====== INPUT MATERIAL
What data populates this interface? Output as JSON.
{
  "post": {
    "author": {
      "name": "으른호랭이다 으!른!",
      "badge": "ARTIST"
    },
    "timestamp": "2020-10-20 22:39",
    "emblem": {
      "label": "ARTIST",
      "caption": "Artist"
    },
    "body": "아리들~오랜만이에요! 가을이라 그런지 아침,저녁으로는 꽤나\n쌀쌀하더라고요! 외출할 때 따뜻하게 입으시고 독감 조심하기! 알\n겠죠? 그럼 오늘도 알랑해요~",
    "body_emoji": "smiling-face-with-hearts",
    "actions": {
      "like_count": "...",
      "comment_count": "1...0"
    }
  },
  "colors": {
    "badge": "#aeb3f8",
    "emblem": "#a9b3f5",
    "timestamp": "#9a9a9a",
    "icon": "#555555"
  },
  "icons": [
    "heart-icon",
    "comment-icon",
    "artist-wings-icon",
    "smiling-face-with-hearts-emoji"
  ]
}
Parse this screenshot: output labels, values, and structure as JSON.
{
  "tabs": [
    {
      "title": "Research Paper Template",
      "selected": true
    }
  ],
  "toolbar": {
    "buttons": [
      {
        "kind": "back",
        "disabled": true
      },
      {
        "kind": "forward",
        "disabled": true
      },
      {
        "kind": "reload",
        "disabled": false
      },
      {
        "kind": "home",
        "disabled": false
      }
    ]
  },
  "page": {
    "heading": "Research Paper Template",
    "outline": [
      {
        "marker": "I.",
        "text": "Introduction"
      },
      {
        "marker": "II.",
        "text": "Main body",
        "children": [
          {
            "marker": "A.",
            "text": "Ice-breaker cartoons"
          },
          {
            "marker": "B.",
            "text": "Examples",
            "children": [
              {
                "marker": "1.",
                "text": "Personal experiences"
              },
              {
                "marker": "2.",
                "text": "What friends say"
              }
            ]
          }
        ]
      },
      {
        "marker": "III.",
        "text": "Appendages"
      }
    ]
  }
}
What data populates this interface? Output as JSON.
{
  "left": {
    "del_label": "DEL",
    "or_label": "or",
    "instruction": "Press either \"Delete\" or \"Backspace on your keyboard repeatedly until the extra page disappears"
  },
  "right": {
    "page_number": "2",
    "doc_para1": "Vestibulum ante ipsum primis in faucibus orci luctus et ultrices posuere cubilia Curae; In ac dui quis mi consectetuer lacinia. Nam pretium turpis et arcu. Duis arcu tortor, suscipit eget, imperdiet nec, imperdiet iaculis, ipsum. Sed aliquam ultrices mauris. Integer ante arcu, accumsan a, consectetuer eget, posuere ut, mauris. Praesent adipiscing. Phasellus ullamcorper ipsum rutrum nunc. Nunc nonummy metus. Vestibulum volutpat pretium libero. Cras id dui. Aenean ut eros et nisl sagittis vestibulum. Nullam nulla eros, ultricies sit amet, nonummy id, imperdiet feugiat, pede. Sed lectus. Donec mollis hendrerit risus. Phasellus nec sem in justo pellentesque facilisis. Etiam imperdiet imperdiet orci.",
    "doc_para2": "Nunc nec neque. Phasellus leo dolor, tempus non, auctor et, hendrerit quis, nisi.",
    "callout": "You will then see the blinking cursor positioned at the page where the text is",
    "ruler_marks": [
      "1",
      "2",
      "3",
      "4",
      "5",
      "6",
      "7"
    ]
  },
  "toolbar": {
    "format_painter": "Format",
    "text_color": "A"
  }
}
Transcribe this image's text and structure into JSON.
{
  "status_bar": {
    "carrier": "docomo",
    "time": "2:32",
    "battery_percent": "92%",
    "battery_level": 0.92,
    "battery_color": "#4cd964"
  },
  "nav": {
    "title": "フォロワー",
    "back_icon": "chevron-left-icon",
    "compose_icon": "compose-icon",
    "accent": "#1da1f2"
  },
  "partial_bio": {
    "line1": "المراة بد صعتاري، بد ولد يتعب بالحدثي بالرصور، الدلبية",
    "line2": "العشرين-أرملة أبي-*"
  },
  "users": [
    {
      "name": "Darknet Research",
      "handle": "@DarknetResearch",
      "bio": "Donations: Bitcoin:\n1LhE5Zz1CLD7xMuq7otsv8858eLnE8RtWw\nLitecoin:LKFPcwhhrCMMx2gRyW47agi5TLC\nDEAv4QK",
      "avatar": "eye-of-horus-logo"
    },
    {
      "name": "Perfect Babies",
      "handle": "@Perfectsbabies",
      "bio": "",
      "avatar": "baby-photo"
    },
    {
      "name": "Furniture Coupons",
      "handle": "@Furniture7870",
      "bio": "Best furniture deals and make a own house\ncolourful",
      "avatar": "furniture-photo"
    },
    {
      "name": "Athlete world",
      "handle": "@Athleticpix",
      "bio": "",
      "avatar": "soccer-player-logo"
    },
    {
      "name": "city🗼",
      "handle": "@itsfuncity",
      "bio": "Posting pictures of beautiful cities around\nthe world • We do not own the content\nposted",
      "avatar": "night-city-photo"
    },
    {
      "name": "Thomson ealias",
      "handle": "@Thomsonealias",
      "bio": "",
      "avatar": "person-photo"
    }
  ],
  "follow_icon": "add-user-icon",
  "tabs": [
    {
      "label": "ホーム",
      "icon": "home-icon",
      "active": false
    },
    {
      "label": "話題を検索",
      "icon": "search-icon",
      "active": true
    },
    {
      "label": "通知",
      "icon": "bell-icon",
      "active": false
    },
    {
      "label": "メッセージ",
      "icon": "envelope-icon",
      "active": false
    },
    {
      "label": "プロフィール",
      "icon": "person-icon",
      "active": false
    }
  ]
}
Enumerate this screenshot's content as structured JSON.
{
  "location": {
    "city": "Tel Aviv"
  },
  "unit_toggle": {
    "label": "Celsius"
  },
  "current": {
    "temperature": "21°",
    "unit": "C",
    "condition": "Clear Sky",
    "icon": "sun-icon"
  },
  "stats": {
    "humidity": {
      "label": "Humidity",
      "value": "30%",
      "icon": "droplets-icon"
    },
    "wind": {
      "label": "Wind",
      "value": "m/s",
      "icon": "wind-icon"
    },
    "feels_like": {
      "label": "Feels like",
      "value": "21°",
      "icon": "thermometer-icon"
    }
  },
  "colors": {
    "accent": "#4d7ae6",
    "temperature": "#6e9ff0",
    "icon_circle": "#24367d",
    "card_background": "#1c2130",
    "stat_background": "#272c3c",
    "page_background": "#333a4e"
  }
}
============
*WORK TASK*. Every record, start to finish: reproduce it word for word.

*EXERCISE SOLUTION*.
What data populates this interface? Output as JSON.
{
  "post": {
    "author": {
      "name": "으른호랭이다 으!른!",
      "badge": "ARTIST"
    },
    "timestamp": "2020-10-20 22:39",
    "emblem": {
      "label": "ARTIST",
      "caption": "Artist"
    },
    "body": "아리들~오랜만이에요! 가을이라 그런지 아침,저녁으로는 꽤나\n쌀쌀하더라고요! 외출할 때 따뜻하게 입으시고 독감 조심하기! 알\n겠죠? 그럼 오늘도 알랑해요~",
    "body_emoji": "smiling-face-with-hearts",
    "actions": {
      "like_count": "...",
      "comment_count": "1...0"
    }
  },
  "colors": {
    "badge": "#aeb3f8",
    "emblem": "#a9b3f5",
    "timestamp": "#9a9a9a",
    "icon": "#555555"
  },
  "icons": [
    "heart-icon",
    "comment-icon",
    "artist-wings-icon",
    "smiling-face-with-hearts-emoji"
  ]
}
Parse this screenshot: output labels, values, and structure as JSON.
{
  "tabs": [
    {
      "title": "Research Paper Template",
      "selected": true
    }
  ],
  "toolbar": {
    "buttons": [
      {
        "kind": "back",
        "disabled": true
      },
      {
        "kind": "forward",
        "disabled": true
      },
      {
        "kind": "reload",
        "disabled": false
      },
      {
        "kind": "home",
        "disabled": false
      }
    ]
  },
  "page": {
    "heading": "Research Paper Template",
    "outline": [
      {
        "marker": "I.",
        "text": "Introduction"
      },
      {
        "marker": "II.",
        "text": "Main body",
        "children": [
          {
            "marker": "A.",
            "text": "Ice-breaker cartoons"
          },
          {
            "marker": "B.",
            "text": "Examples",
            "children": [
              {
                "marker": "1.",
                "text": "Personal experiences"
              },
              {
                "marker": "2.",
                "text": "What friends say"
              }
            ]
          }
        ]
      },
      {
        "marker": "III.",
        "text": "Appendages"
      }
    ]
  }
}
What data populates this interface? Output as JSON.
{
  "left": {
    "del_label": "DEL",
    "or_label": "or",
    "instruction": "Press either \"Delete\" or \"Backspace on your keyboard repeatedly until the extra page disappears"
  },
  "right": {
    "page_number": "2",
    "doc_para1": "Vestibulum ante ipsum primis in faucibus orci luctus et ultrices posuere cubilia Curae; In ac dui quis mi consectetuer lacinia. Nam pretium turpis et arcu. Duis arcu tortor, suscipit eget, imperdiet nec, imperdiet iaculis, ipsum. Sed aliquam ultrices mauris. Integer ante arcu, accumsan a, consectetuer eget, posuere ut, mauris. Praesent adipiscing. Phasellus ullamcorper ipsum rutrum nunc. Nunc nonummy metus. Vestibulum volutpat pretium libero. Cras id dui. Aenean ut eros et nisl sagittis vestibulum. Nullam nulla eros, ultricies sit amet, nonummy id, imperdiet feugiat, pede. Sed lectus. Donec mollis hendrerit risus. Phasellus nec sem in justo pellentesque facilisis. Etiam imperdiet imperdiet orci.",
    "doc_para2": "Nunc nec neque. Phasellus leo dolor, tempus non, auctor et, hendrerit quis, nisi.",
    "callout": "You will then see the blinking cursor positioned at the page where the text is",
    "ruler_marks": [
      "1",
      "2",
      "3",
      "4",
      "5",
      "6",
      "7"
    ]
  },
  "toolbar": {
    "format_painter": "Format",
    "text_color": "A"
  }
}
Transcribe this image's text and structure into JSON.
{
  "status_bar": {
    "carrier": "docomo",
    "time": "2:32",
    "battery_percent": "92%",
    "battery_level": 0.92,
    "battery_color": "#4cd964"
  },
  "nav": {
    "title": "フォロワー",
    "back_icon": "chevron-left-icon",
    "compose_icon": "compose-icon",
    "accent": "#1da1f2"
  },
  "partial_bio": {
    "line1": "المراة بد صعتاري، بد ولد يتعب بالحدثي بالرصور، الدلبية",
    "line2": "العشرين-أرملة أبي-*"
  },
  "users": [
    {
      "name": "Darknet Research",
      "handle": "@DarknetResearch",
      "bio": "Donations: Bitcoin:\n1LhE5Zz1CLD7xMuq7otsv8858eLnE8RtWw\nLitecoin:LKFPcwhhrCMMx2gRyW47agi5TLC\nDEAv4QK",
      "avatar": "eye-of-horus-logo"
    },
    {
      "name": "Perfect Babies",
      "handle": "@Perfectsbabies",
      "bio": "",
      "avatar": "baby-photo"
    },
    {
      "name": "Furniture Coupons",
      "handle": "@Furniture7870",
      "bio": "Best furniture deals and make a own house\ncolourful",
      "avatar": "furniture-photo"
    },
    {
      "name": "Athlete world",
      "handle": "@Athleticpix",
      "bio": "",
      "avatar": "soccer-player-logo"
    },
    {
      "name": "city🗼",
      "handle": "@itsfuncity",
      "bio": "Posting pictures of beautiful cities around\nthe world • We do not own the content\nposted",
      "avatar": "night-city-photo"
    },
    {
      "name": "Thomson ealias",
      "handle": "@Thomsonealias",
      "bio": "",
      "avatar": "person-photo"
    }
  ],
  "follow_icon": "add-user-icon",
  "tabs": [
    {
      "label": "ホーム",
      "icon": "home-icon",
      "active": false
    },
    {
      "label": "話題を検索",
      "icon": "search-icon",
      "active": true
    },
    {
      "label": "通知",
      "icon": "bell-icon",
      "active": false
    },
    {
      "label": "メッセージ",
      "icon": "envelope-icon",
      "active": false
    },
    {
      "label": "プロフィール",
      "icon": "person-icon",
      "active": false
    }
  ]
}
Enumerate this screenshot's content as structured JSON.
{
  "location": {
    "city": "Tel Aviv"
  },
  "unit_toggle": {
    "label": "Celsius"
  },
  "current": {
    "temperature": "21°",
    "unit": "C",
    "condition": "Clear Sky",
    "icon": "sun-icon"
  },
  "stats": {
    "humidity": {
      "label": "Humidity",
      "value": "30%",
      "icon": "droplets-icon"
    },
    "wind": {
      "label": "Wind",
      "value": "m/s",
      "icon": "wind-icon"
    },
    "feels_like": {
      "label": "Feels like",
      "value": "21°",
      "icon": "thermometer-icon"
    }
  },
  "colors": {
    "accent": "#4d7ae6",
    "temperature": "#6e9ff0",
    "icon_circle": "#24367d",
    "card_background": "#1c2130",
    "stat_background": "#272c3c",
    "page_background": "#333a4e"
  }
}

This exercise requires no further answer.